Sunday, November 1, 2009

Soup Sandwich

In anticipation of exciting new developments I was stripping some of my favorite parts from my Karate Monkey. While I was at it I figured it was a good time to set it up fixed for the Winter. I found it quite ironic that after completing the swap, I stumbled upon this blog, and an alternate view of fixed gear mountain biking.
Without a rear brake and a racer-boy light rear tire Mary Jane was a svelte 21.2 lbs; lighter than I'd ever seen her.

Out on the trail there was an awkwardness that was expected. Getting back up to speed riding fixed offroad has a bit of a learning curve. It's easier than people think, but does take a little getting used to. The biggest thing is when you get to a log, or ledge or some obstacle you have to follow through. You can't try to set up for it like you would on a freewheeling bike. Once you're up on the log you'll likely just be able to pedal through it, you might hit a pedal and fall on your ass, but more than likely you'll just pedal through it. Once you get your fixed legs, you'll be able to hoist your rear wheel and adjust your pedals when your wheels in the air.

Anyways, just riding along, lalala, fixed is fun, riding along the ridge, cliff drop to swanky homes to the left, trees to the right and SHAMWOW! I crash on an outcropping of rocks. As I being riding again, I here a tink tink tink.

Rock x (spokes+high tension)=Broken spokes.

Stopping to inspect my wheel, not only were two spokes broken, but a crank ring bolt had abandoned ship, it's 4 friends wanted to follow suit, my crank spider had come loose, and my Surly Fixxer was loose.

Fucked up like a soup sandwich!

Now this was going to take time to fix. Fixed is about not having to repair your bike. Simple easy. In out done.

Good thing I had an extra hour Sunday.

A little "fixed-gear's friend" on the Fixxer
Making a new single ring crank bolt

Riding fixed downhill offroad feels like when a cheesy action film (think Road Warrior) speeds up the film to make things seem like they are moving faster. I don't know if this actually has any value as far as training or performance. It's like being able to rub your belly and patting your head at the same time. Actually it's a lot easier, because I can do it.

Crazy stupid fun.


James said...

And Facebook said you were normal?

zencycle said...

"I don't know if this actually has any value as far as training or performance."

well, if you read the full post that you linked to my blog, non other than Paul Curley, owner of no less than 22 national championship jerseys has used fixed gear mtn biking as a training tool. As much of a dick as many of us consider him to be, when he suggests some sort of training regimen, you can rest assured it has some merit.

That isn't to say that riding a fixed gear mtn bike will make you a national champion, nay, like anything else, it isn't what you have, but how you use it.

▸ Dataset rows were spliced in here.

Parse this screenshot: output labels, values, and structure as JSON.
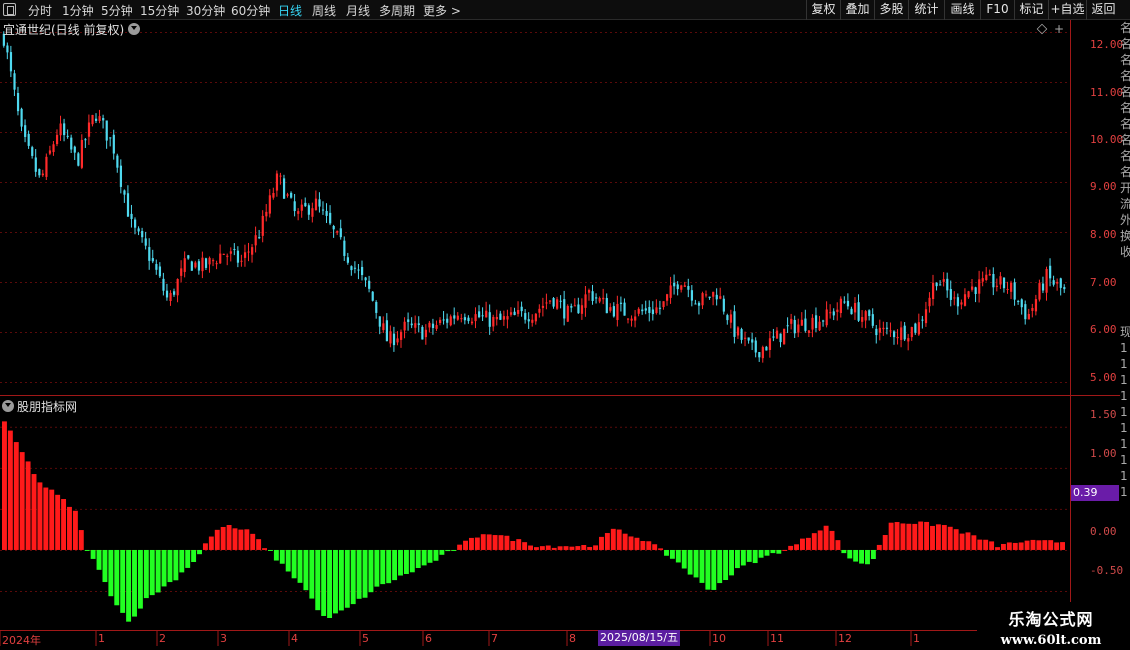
{
  "toolbar": {
    "periods": [
      "分时",
      "1分钟",
      "5分钟",
      "15分钟",
      "30分钟",
      "60分钟",
      "日线",
      "周线",
      "月线",
      "多周期",
      "更多 >"
    ],
    "active_period": "日线",
    "right_buttons": [
      "复权",
      "叠加",
      "多股",
      "统计",
      "画线",
      "F10",
      "标记",
      "+自选",
      "返回"
    ]
  },
  "price_panel": {
    "title": "宜通世纪(日线 前复权)",
    "axis_labels": [
      "12.00",
      "11.00",
      "10.00",
      "9.00",
      "8.00",
      "7.00",
      "6.00",
      "5.00"
    ]
  },
  "indicator_panel": {
    "title": "股朋指标网",
    "axis_labels": [
      "1.50",
      "1.00",
      "0.50",
      "0.00",
      "-0.50"
    ],
    "current_value": "0.39"
  },
  "right_column": [
    "名",
    "名",
    "名",
    "名",
    "名",
    "名",
    "名",
    "名",
    "名",
    "名",
    "开",
    "流",
    "外",
    "换",
    "收",
    "",
    "",
    "",
    "",
    "现",
    "1",
    "1",
    "1",
    "1",
    "1",
    "1",
    "1",
    "1",
    "1",
    "1"
  ],
  "date_axis": {
    "labels": [
      "2024年",
      "1",
      "2",
      "3",
      "4",
      "5",
      "6",
      "7",
      "8",
      "10",
      "11",
      "12",
      "1"
    ],
    "cursor_date": "2025/08/15/五"
  },
  "watermark": {
    "line1": "乐淘公式网",
    "line2": "www.60lt.com"
  },
  "colors": {
    "up": "#ff2a2a",
    "down": "#4fd9ef",
    "positive_bar": "#ff1a1a",
    "negative_bar": "#22ff22",
    "grid": "#5a0a0a",
    "panel_border": "#a01818"
  },
  "chart_data": [
    {
      "type": "candlestick",
      "title": "宜通世纪(日线 前复权)",
      "ylim": [
        4.8,
        12.2
      ],
      "y_ticks": [
        5,
        6,
        7,
        8,
        9,
        10,
        11,
        12
      ],
      "x_start": "2024",
      "x_end": "2026-01",
      "month_ticks": [
        "2024年",
        "1",
        "2",
        "3",
        "4",
        "5",
        "6",
        "7",
        "8",
        "10",
        "11",
        "12",
        "1"
      ],
      "close_path": [
        [
          "2024-12",
          11.9
        ],
        [
          "2024-12",
          9.9
        ],
        [
          "2024-12",
          9.0
        ],
        [
          "2024-12",
          10.1
        ],
        [
          "2024-12",
          9.4
        ],
        [
          "2025-01",
          10.4
        ],
        [
          "2025-01",
          9.7
        ],
        [
          "2025-01",
          8.1
        ],
        [
          "2025-01",
          7.5
        ],
        [
          "2025-01",
          6.6
        ],
        [
          "2025-02",
          7.4
        ],
        [
          "2025-02",
          7.3
        ],
        [
          "2025-02",
          7.6
        ],
        [
          "2025-02",
          7.4
        ],
        [
          "2025-02",
          8.0
        ],
        [
          "2025-03",
          9.1
        ],
        [
          "2025-03",
          8.3
        ],
        [
          "2025-03",
          8.6
        ],
        [
          "2025-03",
          8.0
        ],
        [
          "2025-03",
          7.4
        ],
        [
          "2025-04",
          6.8
        ],
        [
          "2025-04",
          5.8
        ],
        [
          "2025-04",
          6.1
        ],
        [
          "2025-04",
          6.0
        ],
        [
          "2025-04",
          6.2
        ],
        [
          "2025-05",
          6.4
        ],
        [
          "2025-05",
          6.3
        ],
        [
          "2025-05",
          6.2
        ],
        [
          "2025-05",
          6.3
        ],
        [
          "2025-05",
          6.4
        ],
        [
          "2025-06",
          6.7
        ],
        [
          "2025-06",
          6.3
        ],
        [
          "2025-06",
          6.8
        ],
        [
          "2025-07",
          6.5
        ],
        [
          "2025-07",
          6.4
        ],
        [
          "2025-08",
          6.4
        ],
        [
          "2025-08",
          6.5
        ],
        [
          "2025-08",
          7.1
        ],
        [
          "2025-08",
          6.6
        ],
        [
          "2025-08",
          6.8
        ],
        [
          "2025-10",
          6.0
        ],
        [
          "2025-10",
          5.6
        ],
        [
          "2025-10",
          5.8
        ],
        [
          "2025-10",
          6.1
        ],
        [
          "2025-11",
          6.2
        ],
        [
          "2025-11",
          6.3
        ],
        [
          "2025-11",
          6.6
        ],
        [
          "2025-11",
          6.3
        ],
        [
          "2025-12",
          6.0
        ],
        [
          "2025-12",
          6.0
        ],
        [
          "2025-12",
          6.1
        ],
        [
          "2025-12",
          7.1
        ],
        [
          "2025-12",
          6.6
        ],
        [
          "2025-12",
          6.9
        ],
        [
          "2026-01",
          7.0
        ],
        [
          "2026-01",
          6.9
        ],
        [
          "2026-01",
          6.3
        ],
        [
          "2026-01",
          7.1
        ],
        [
          "2026-01",
          6.8
        ]
      ]
    },
    {
      "type": "bar",
      "title": "股朋指标网",
      "ylim": [
        -0.95,
        1.85
      ],
      "y_ticks": [
        1.5,
        1.0,
        0.5,
        0.0,
        -0.5
      ],
      "current_value": 0.39,
      "profile": [
        [
          0.0,
          1.55
        ],
        [
          0.016,
          1.2
        ],
        [
          0.033,
          0.82
        ],
        [
          0.05,
          0.66
        ],
        [
          0.066,
          0.48
        ],
        [
          0.076,
          0.05
        ],
        [
          0.083,
          -0.12
        ],
        [
          0.1,
          -0.55
        ],
        [
          0.116,
          -0.88
        ],
        [
          0.133,
          -0.6
        ],
        [
          0.16,
          -0.35
        ],
        [
          0.18,
          -0.1
        ],
        [
          0.19,
          0.12
        ],
        [
          0.205,
          0.3
        ],
        [
          0.23,
          0.22
        ],
        [
          0.25,
          -0.05
        ],
        [
          0.28,
          -0.45
        ],
        [
          0.3,
          -0.85
        ],
        [
          0.32,
          -0.72
        ],
        [
          0.35,
          -0.45
        ],
        [
          0.4,
          -0.15
        ],
        [
          0.43,
          0.08
        ],
        [
          0.45,
          0.22
        ],
        [
          0.5,
          0.05
        ],
        [
          0.55,
          0.05
        ],
        [
          0.57,
          0.25
        ],
        [
          0.6,
          0.12
        ],
        [
          0.63,
          -0.15
        ],
        [
          0.66,
          -0.5
        ],
        [
          0.69,
          -0.2
        ],
        [
          0.74,
          0.06
        ],
        [
          0.77,
          0.32
        ],
        [
          0.79,
          -0.12
        ],
        [
          0.81,
          -0.18
        ],
        [
          0.83,
          0.35
        ],
        [
          0.88,
          0.3
        ],
        [
          0.93,
          0.05
        ],
        [
          0.95,
          0.1
        ]
      ]
    }
  ]
}
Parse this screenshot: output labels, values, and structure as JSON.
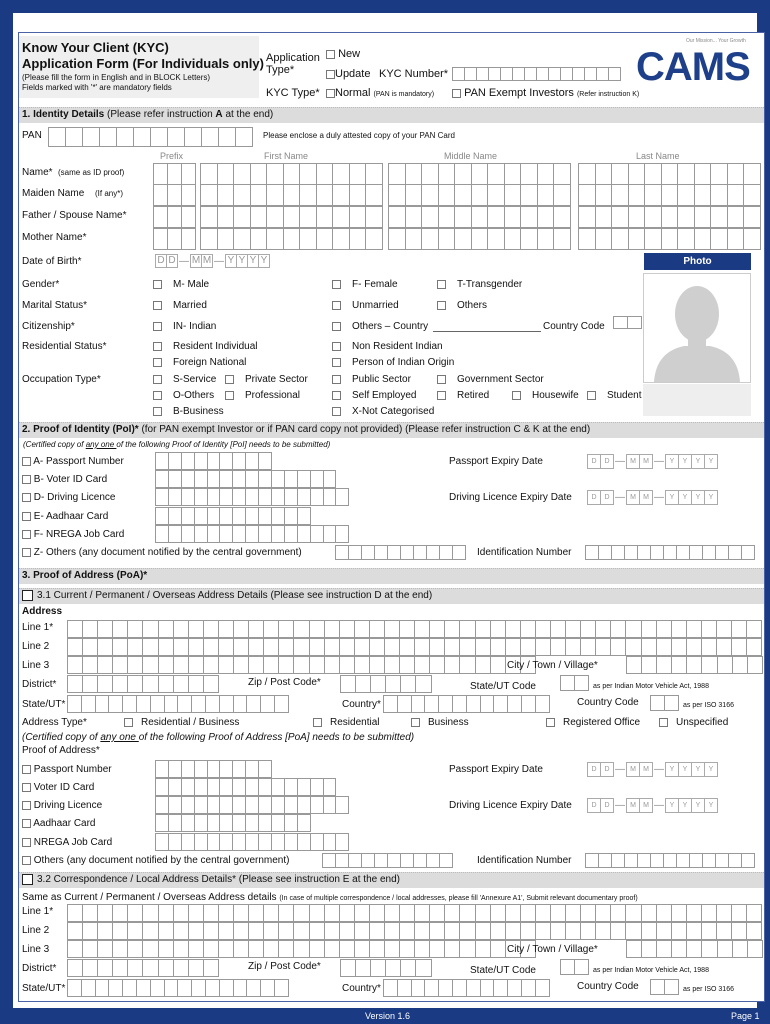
{
  "header": {
    "title_line1": "Know Your Client (KYC)",
    "title_line2": "Application Form (For Individuals only)",
    "note1": "(Please fill the form in English and in BLOCK Letters)",
    "note2": "Fields marked with '*' are mandatory fields",
    "application_type_label1": "Application",
    "application_type_label2": "Type*",
    "option_new": "New",
    "option_update": "Update",
    "kyc_number_label": "KYC Number*",
    "kyc_number_boxes": 14,
    "kyc_type_label": "KYC Type*",
    "option_normal": "Normal",
    "normal_note": "(PAN is mandatory)",
    "option_pan_exempt": "PAN Exempt Investors",
    "pan_exempt_note": "(Refer instruction K)",
    "logo_text": "CAMS",
    "logo_tagline": "Our Mission... Your Growth",
    "brand_color": "#1b3a84"
  },
  "section1": {
    "heading_bold": "1. Identity Details",
    "heading_rest": "(Please refer instruction",
    "heading_letter": "A",
    "heading_end": "at the end)",
    "pan_label": "PAN",
    "pan_boxes": 12,
    "pan_note": "Please enclose a duly attested copy of your PAN Card",
    "col_prefix": "Prefix",
    "col_first": "First Name",
    "col_middle": "Middle Name",
    "col_last": "Last Name",
    "name_rows": [
      {
        "label": "Name*",
        "sub": "(same as ID proof)"
      },
      {
        "label": "Maiden Name",
        "sub": "(If any*)"
      },
      {
        "label": "Father / Spouse Name*",
        "sub": ""
      },
      {
        "label": "Mother Name*",
        "sub": ""
      }
    ],
    "dob_label": "Date of Birth*",
    "date_placeholder": {
      "d": "D",
      "m": "M",
      "y": "Y"
    },
    "photo_label": "Photo",
    "gender_label": "Gender*",
    "gender_options": [
      "M- Male",
      "F- Female",
      "T-Transgender"
    ],
    "marital_label": "Marital Status*",
    "marital_options": [
      "Married",
      "Unmarried",
      "Others"
    ],
    "citizenship_label": "Citizenship*",
    "citizenship_options": [
      "IN- Indian",
      "Others – Country"
    ],
    "country_code_label": "Country Code",
    "residential_label": "Residential Status*",
    "residential_options": [
      "Resident Individual",
      "Non Resident Indian",
      "Foreign National",
      "Person of Indian Origin"
    ],
    "occupation_label": "Occupation Type*",
    "occupation_options": [
      "S-Service",
      "Private Sector",
      "Public Sector",
      "Government Sector",
      "O-Others",
      "Professional",
      "Self Employed",
      "Retired",
      "Housewife",
      "Student",
      "B-Business",
      "X-Not Categorised"
    ]
  },
  "section2": {
    "heading_bold": "2. Proof of Identity (PoI)*",
    "heading_rest": "(for PAN exempt Investor or if PAN card copy not provided) (Please refer instruction C & K at the end)",
    "note_pre": "(Certified copy of ",
    "note_u": "any one ",
    "note_post": "of the following Proof of Identity [PoI] needs to be submitted)",
    "items": [
      {
        "label": "A- Passport Number",
        "boxes": 9
      },
      {
        "label": "B- Voter ID Card",
        "boxes": 14
      },
      {
        "label": "D- Driving Licence",
        "boxes": 15
      },
      {
        "label": "E- Aadhaar Card",
        "boxes": 12
      },
      {
        "label": "F- NREGA Job Card",
        "boxes": 15
      }
    ],
    "others_label": "Z- Others (any document notified by the central government)",
    "others_boxes": 10,
    "passport_expiry_label": "Passport Expiry Date",
    "dl_expiry_label": "Driving Licence Expiry Date",
    "id_number_label": "Identification Number",
    "id_number_boxes": 13
  },
  "section3": {
    "heading": "3. Proof of Address (PoA)*",
    "sub31": "3.1 Current / Permanent / Overseas Address Details (Please see instruction D at the end)",
    "address_label": "Address",
    "line1": "Line 1*",
    "line2": "Line 2",
    "line3": "Line 3",
    "city_label": "City / Town / Village*",
    "district_label": "District*",
    "zip_label": "Zip / Post Code*",
    "state_code_label": "State/UT Code",
    "state_code_note": "as per Indian Motor Vehicle Act, 1988",
    "state_label": "State/UT*",
    "country_label": "Country*",
    "country_code_label": "Country Code",
    "country_code_note": "as per ISO 3166",
    "address_type_label": "Address Type*",
    "address_types": [
      "Residential / Business",
      "Residential",
      "Business",
      "Registered Office",
      "Unspecified"
    ],
    "poa_note_pre": "(Certified copy of ",
    "poa_note_u": "any one ",
    "poa_note_post": "of the following Proof of Address [PoA] needs to be submitted)",
    "poa_label": "Proof of Address*",
    "poa_items": [
      {
        "label": "Passport Number",
        "boxes": 9
      },
      {
        "label": "Voter ID Card",
        "boxes": 14
      },
      {
        "label": "Driving Licence",
        "boxes": 15
      },
      {
        "label": "Aadhaar Card",
        "boxes": 12
      },
      {
        "label": "NREGA Job Card",
        "boxes": 15
      }
    ],
    "poa_others_label": "Others (any document notified by the central government)",
    "poa_others_boxes": 10,
    "passport_expiry_label": "Passport Expiry Date",
    "dl_expiry_label": "Driving Licence Expiry Date",
    "id_number_label": "Identification Number",
    "sub32": "3.2 Correspondence / Local Address Details* (Please see instruction E at the end)",
    "same_as_label": "Same as Current / Permanent / Overseas Address details",
    "same_as_note": "(In case of multiple correspondence / local addresses, please fill 'Annexure A1', Submit relevant documentary proof)"
  },
  "footer": {
    "version": "Version 1.6",
    "page": "Page 1"
  }
}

(fwiw - Curley is actually a relatively social human being these days, what with getting married, a child, and old. I haven't seen him intentionally hook someone in over ten years now)

CB2 said...

I did read your whole post.
I rode last Winter fixed, first to see if I could do it, and found it just really worked well in the typical slick Winter conditions. I would say the main benefit is that you can keep on riding in all but the worst conditions.

zencycle said...

Blogger CB2 said...
"the main benefit is that you can keep on riding in all but the worst conditions."

I hear ya....'Anonymous' left a comment about setting up an off-road fixed just for snow, and I actually think that sounds like fun. I'm going to try it.